▸ **Exercise brief**
In the material below, some lines carry "filters". Copy each such line.

▸ **Data extracts**
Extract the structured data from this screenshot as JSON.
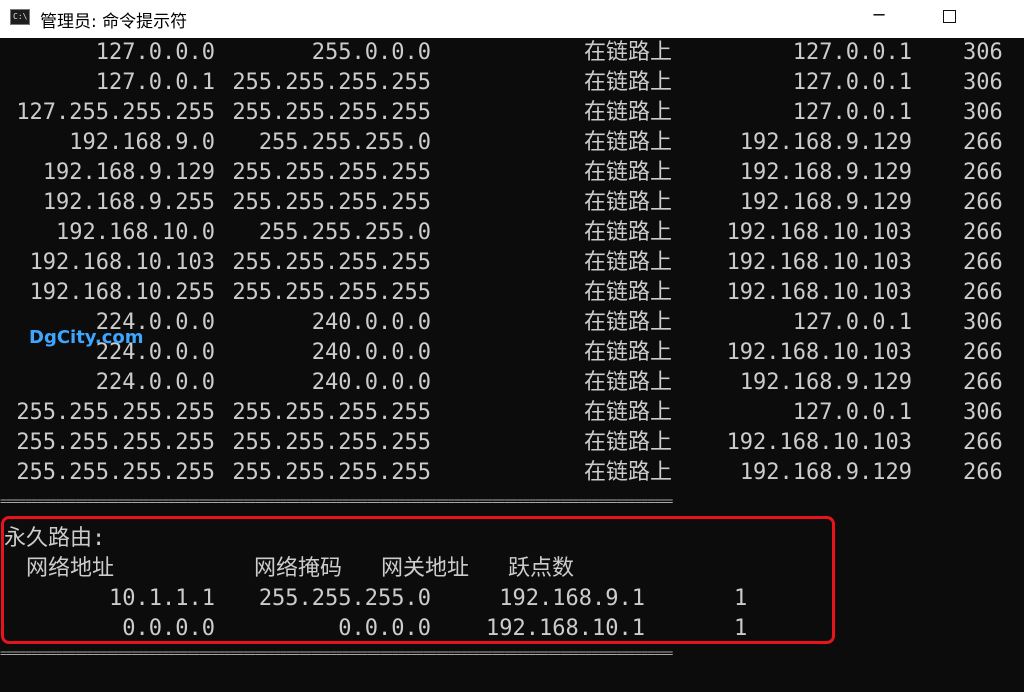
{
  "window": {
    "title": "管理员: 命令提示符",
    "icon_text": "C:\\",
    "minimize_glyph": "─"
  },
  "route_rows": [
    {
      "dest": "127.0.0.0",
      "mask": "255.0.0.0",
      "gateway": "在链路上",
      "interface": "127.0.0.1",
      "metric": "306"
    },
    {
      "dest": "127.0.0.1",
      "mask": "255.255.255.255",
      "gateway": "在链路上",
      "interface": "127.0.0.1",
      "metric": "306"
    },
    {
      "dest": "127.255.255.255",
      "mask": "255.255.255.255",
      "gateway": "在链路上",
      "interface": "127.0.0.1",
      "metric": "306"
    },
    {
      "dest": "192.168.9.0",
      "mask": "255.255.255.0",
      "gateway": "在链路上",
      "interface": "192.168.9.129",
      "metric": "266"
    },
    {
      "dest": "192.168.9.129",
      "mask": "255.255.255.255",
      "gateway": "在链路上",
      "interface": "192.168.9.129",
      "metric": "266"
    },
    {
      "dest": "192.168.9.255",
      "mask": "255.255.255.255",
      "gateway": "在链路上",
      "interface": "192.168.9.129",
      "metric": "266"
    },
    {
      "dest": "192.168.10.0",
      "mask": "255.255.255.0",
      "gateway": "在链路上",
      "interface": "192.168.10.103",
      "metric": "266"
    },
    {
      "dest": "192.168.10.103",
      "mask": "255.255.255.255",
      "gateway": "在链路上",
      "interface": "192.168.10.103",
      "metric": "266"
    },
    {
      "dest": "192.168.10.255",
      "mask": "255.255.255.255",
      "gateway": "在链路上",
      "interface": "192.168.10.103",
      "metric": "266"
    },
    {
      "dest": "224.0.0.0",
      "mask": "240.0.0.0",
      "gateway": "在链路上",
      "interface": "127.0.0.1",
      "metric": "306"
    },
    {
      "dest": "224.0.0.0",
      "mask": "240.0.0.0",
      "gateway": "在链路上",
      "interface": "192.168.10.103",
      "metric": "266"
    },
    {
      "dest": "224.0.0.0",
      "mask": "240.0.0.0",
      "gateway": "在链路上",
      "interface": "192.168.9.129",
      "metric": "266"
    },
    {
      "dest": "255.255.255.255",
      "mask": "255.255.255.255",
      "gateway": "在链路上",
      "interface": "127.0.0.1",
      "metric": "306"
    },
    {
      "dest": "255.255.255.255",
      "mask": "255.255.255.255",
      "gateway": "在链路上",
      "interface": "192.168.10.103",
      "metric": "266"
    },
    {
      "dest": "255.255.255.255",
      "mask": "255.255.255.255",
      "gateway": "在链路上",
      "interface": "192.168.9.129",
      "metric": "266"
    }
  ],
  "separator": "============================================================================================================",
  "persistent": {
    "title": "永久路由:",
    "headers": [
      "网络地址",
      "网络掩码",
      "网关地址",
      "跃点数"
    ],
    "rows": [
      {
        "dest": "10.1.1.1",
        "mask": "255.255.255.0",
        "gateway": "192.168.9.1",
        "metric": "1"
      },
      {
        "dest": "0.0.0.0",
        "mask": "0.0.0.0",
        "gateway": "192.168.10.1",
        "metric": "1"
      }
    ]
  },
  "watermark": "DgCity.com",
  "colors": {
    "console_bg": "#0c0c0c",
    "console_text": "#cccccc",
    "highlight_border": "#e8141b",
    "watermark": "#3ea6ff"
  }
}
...
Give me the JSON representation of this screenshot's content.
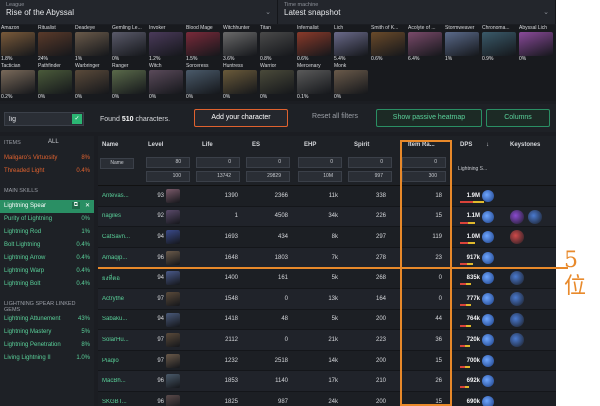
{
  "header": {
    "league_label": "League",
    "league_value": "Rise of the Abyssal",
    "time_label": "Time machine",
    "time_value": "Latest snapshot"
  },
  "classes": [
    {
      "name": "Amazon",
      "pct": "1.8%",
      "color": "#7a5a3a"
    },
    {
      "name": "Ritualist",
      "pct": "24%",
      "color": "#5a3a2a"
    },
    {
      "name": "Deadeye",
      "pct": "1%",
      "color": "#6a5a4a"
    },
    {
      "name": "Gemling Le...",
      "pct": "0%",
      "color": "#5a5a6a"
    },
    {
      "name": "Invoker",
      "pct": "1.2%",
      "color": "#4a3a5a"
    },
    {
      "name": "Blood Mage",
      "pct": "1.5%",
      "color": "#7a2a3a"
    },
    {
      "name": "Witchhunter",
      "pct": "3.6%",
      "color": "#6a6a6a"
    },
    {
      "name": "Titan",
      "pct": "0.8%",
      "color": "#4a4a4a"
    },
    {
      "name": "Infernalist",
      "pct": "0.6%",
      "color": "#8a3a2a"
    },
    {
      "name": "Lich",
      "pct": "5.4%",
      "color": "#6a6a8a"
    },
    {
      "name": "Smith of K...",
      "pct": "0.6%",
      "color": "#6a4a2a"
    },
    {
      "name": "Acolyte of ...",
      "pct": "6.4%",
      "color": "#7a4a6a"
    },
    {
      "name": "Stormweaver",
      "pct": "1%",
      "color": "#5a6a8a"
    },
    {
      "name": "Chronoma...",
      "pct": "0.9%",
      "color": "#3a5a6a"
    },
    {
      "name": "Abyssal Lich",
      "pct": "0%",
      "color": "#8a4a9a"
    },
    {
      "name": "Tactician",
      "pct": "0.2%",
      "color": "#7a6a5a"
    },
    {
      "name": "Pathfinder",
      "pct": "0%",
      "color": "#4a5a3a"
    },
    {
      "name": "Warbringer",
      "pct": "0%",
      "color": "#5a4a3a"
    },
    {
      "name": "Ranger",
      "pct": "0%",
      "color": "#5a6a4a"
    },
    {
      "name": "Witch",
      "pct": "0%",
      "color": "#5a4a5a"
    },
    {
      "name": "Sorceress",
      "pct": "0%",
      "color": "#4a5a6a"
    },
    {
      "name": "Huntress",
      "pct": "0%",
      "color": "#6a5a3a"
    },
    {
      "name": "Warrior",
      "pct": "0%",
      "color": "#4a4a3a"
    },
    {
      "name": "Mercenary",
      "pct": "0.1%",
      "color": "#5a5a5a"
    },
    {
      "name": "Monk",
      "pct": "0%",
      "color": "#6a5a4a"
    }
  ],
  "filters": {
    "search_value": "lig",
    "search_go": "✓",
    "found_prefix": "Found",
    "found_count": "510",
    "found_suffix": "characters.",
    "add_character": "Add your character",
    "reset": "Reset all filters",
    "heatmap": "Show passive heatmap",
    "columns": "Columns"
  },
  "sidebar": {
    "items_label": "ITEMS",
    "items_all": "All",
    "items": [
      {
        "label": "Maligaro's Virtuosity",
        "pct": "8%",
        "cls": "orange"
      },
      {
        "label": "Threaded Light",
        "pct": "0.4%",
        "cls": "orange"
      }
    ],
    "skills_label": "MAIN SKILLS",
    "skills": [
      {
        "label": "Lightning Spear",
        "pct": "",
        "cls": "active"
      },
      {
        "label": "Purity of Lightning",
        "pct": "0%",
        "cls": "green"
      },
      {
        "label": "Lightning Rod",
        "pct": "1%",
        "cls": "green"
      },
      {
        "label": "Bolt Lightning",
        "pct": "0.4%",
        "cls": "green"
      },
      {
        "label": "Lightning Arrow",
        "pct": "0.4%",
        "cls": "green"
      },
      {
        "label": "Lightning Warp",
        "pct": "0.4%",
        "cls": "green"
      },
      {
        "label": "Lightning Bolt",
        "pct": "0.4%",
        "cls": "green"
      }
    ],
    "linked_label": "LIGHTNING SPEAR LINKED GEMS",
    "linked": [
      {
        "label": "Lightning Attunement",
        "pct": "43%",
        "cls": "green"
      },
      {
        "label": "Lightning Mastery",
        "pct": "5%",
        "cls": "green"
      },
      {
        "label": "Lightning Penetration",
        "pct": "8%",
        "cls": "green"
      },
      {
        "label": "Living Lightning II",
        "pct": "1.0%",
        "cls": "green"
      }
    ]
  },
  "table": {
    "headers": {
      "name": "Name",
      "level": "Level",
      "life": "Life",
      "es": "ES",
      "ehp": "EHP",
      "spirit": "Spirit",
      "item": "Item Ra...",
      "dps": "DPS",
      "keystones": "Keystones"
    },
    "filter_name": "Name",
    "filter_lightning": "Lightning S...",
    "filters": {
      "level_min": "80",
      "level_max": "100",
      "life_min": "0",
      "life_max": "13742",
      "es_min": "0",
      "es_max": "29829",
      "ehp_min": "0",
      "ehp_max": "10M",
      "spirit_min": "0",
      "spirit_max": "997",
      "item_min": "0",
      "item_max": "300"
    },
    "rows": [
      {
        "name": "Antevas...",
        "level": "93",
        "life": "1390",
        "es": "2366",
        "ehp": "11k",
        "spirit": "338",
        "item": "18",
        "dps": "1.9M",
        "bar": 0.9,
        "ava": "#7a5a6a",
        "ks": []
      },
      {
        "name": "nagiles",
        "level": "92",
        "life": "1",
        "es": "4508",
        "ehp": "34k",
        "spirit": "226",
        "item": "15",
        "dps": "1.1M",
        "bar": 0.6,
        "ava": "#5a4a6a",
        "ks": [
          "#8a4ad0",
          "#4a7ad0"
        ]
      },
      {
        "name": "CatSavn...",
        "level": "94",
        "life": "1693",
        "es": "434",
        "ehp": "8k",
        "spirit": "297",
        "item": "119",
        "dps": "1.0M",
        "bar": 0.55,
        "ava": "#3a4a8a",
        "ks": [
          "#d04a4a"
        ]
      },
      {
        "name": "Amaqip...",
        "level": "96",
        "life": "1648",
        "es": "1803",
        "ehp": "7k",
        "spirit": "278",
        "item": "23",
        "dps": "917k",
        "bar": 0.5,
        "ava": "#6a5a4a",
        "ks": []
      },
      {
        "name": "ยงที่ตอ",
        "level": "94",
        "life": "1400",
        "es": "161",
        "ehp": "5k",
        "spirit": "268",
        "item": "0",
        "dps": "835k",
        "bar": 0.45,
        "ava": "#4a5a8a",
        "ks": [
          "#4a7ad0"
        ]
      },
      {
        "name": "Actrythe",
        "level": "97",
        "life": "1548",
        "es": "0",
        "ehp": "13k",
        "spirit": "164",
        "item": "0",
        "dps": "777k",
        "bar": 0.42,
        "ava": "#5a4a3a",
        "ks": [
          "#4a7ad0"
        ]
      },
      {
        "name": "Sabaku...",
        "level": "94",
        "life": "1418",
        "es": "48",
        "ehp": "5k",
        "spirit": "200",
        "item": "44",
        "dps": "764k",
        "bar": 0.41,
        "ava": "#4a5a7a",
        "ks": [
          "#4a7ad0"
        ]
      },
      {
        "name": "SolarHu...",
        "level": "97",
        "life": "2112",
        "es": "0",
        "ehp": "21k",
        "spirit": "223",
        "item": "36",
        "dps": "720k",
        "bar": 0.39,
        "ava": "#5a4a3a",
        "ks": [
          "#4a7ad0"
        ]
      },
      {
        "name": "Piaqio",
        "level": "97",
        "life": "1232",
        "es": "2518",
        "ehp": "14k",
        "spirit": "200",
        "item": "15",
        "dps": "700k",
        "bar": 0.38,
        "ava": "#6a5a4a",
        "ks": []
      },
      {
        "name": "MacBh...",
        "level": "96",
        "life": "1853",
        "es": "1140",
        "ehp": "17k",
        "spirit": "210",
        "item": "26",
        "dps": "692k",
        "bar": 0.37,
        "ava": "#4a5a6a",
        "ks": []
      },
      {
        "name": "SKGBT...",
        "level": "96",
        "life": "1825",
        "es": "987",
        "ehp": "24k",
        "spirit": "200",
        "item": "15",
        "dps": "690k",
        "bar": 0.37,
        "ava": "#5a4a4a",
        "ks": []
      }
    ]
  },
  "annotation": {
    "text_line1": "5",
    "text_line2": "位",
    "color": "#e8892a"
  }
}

▸ **Result of the task**
  "filters": {
    "reset": "Reset all filters",
    "filters": {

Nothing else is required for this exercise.